Parental Expectations

parental-expectations

At Imagine Lincoln Public Charter School, we believe that you, the parents and guardians, have the primary responsibility for each child’s education. Our professionals are committed to partnering with you to fulfill that responsibility. We set high expectations for ourselves and our students, in order to provide you with a quality educational and moral development program in a safe, nurturing environment.

We set high expectations for you, too. Parental involvement is critical to the success of students, and thus parental involvement and communication will be a priority at Imagine Lincoln. A significant body of research indicates that when parents participate in their children’s education, the result is an increase in student achievement and an improvement of students’ attitudes. Increased attendance, fewer disciplinary problems, and higher aspirations also have been correlated with an increase in parent involvement, regardless of socioeconomic status.1,2

Consistent with our school mission, we will focus our efforts on improving support for learning through parent involvement in school, continuously improving communication, and providing resources to support learning outside of school.

More specifically, Imagine Lincoln will implement the following strategies in order to promote parent participation and encourage parental involvement in the school:
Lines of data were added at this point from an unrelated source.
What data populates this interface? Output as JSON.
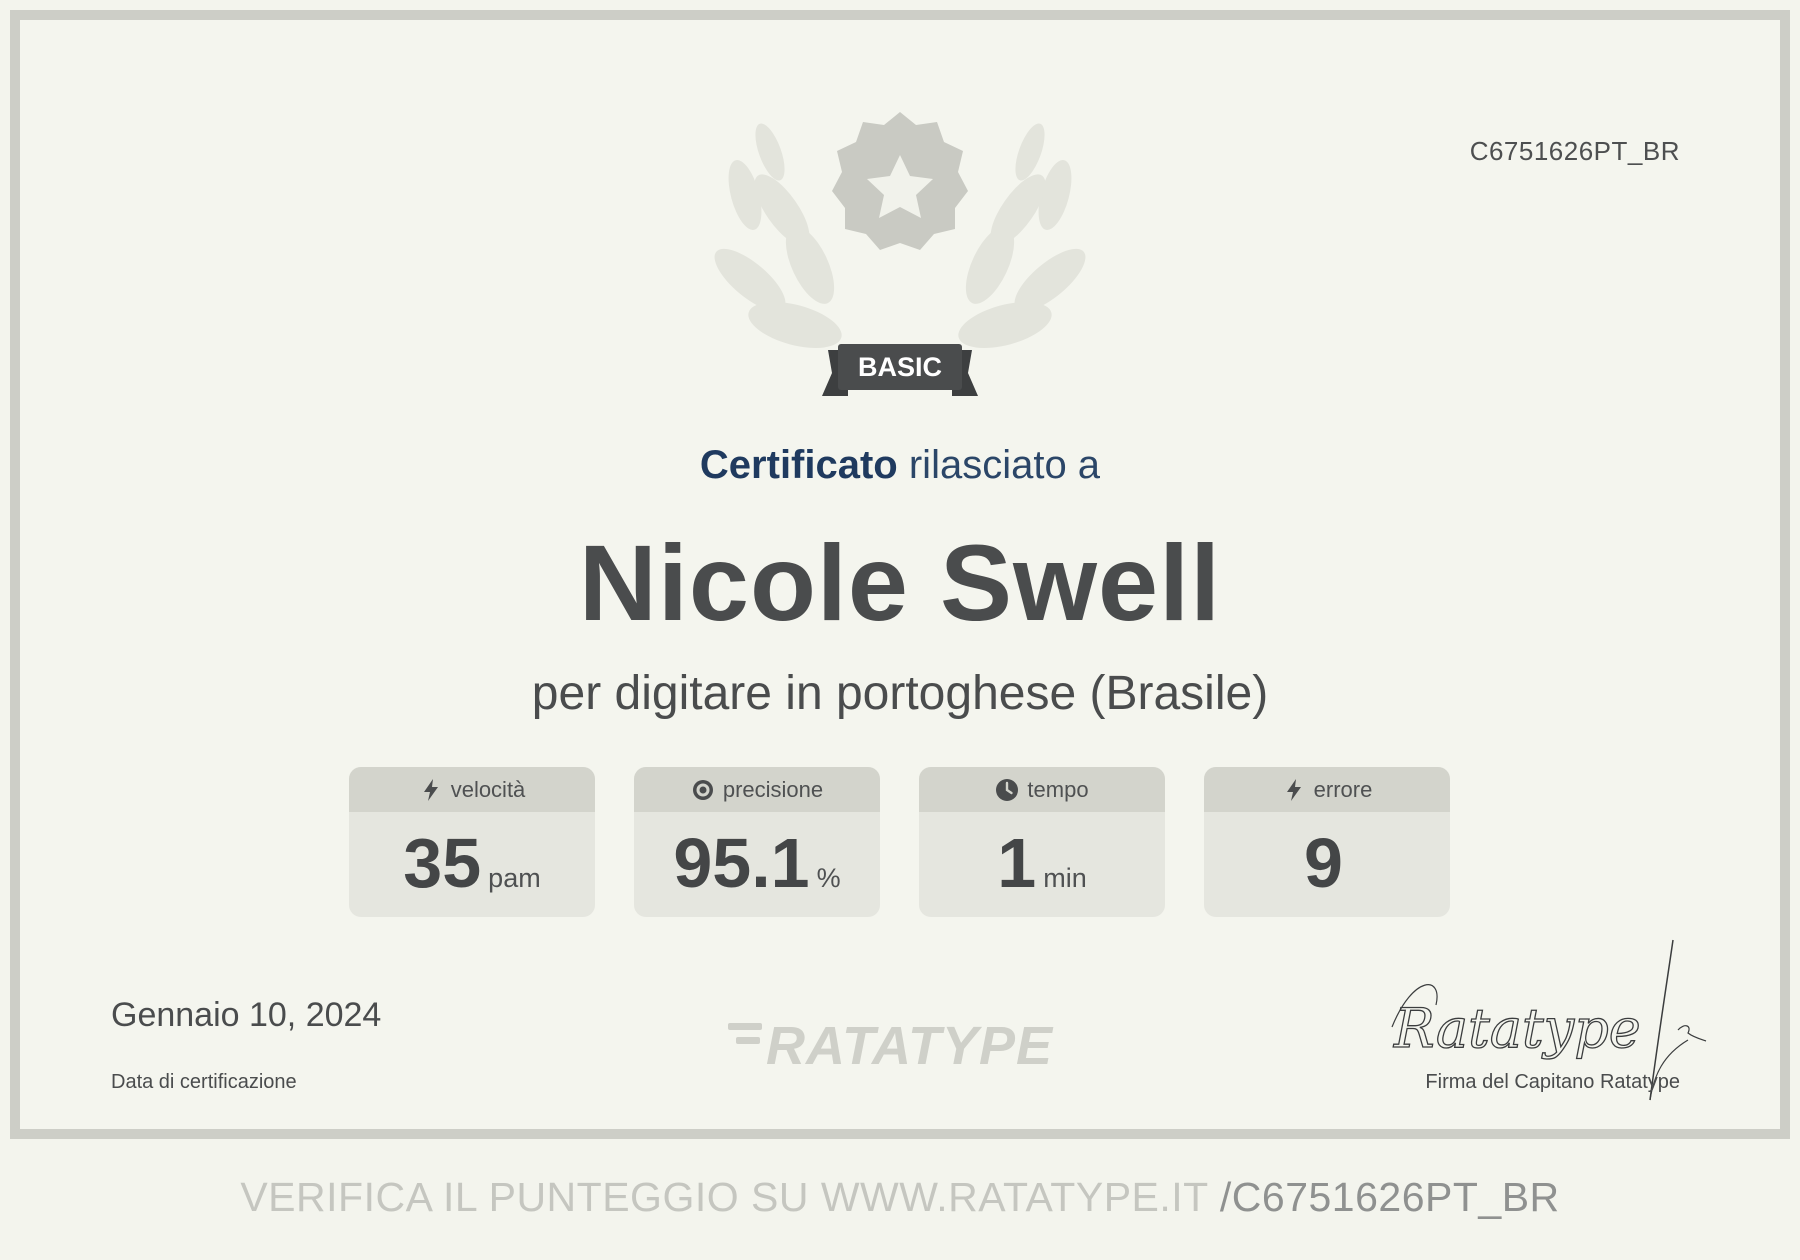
{
  "certificate": {
    "id": "C6751626PT_BR",
    "level": "BASIC",
    "heading_strong": "Certificato",
    "heading_rest": "rilasciato a",
    "name": "Nicole Swell",
    "subtitle": "per digitare in portoghese (Brasile)"
  },
  "stats": [
    {
      "label": "velocità",
      "value": "35",
      "unit": "pam",
      "icon": "lightning-icon"
    },
    {
      "label": "precisione",
      "value": "95.1",
      "unit": "%",
      "icon": "target-icon"
    },
    {
      "label": "tempo",
      "value": "1",
      "unit": "min",
      "icon": "clock-icon"
    },
    {
      "label": "errore",
      "value": "9",
      "unit": "",
      "icon": "lightning-icon"
    }
  ],
  "footer": {
    "date": "Gennaio 10, 2024",
    "date_label": "Data di certificazione",
    "logo_text": "RATATYPE",
    "signature_text": "Ratatype",
    "signature_label": "Firma del Capitano Ratatype"
  },
  "verify": {
    "prefix": "VERIFICA IL PUNTEGGIO SU WWW.RATATYPE.IT",
    "code": "/C6751626PT_BR"
  },
  "colors": {
    "background": "#f4f5ee",
    "border": "#cdcec7",
    "heading_blue": "#1f3a5f",
    "text_dark": "#4a4c4d",
    "badge": "#4a4c4d"
  }
}
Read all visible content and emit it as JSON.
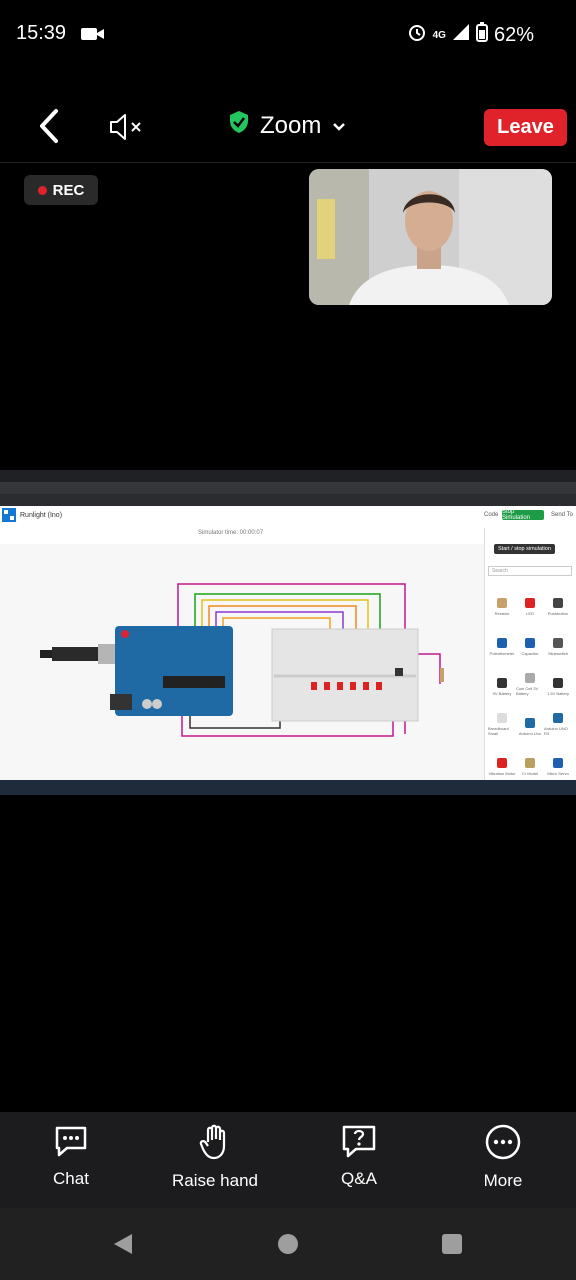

  • Utilize the Web site for the posting of news and events.
  • Create an interactive component to our Web site where parents can post questions or concerns.
  • Invite a parent at each grade level to participate in the creation of a parent handbook.
  • Organize regular family math, science, social studies, and literacy nights.
  • Create ongoing volunteer opportunities for parents in the school.
  • Invite a member of the Parent Advisory Council (PAC) and someone from the local business community to participate on the School Improvement Team.
  • Use all media available to promote activities in which parent participation is critical.
  • Create recognition opportunities for parents who are regular attendees at school events.

Footnotes

Henderson, A. T., & Berla, N. (1994). A new generation of evidence: The family is critical to student achievement. St. Louis, MO: Danforth Foundation and Flint, MI: Mott (C. S.) Foundation.

Olmstead, P. P., & Rubin, R. I. (1983). Linking parent behaviors to child achievement: Four evaluation studies from the parent education follow-through programs. Studies in Educational Evaluation.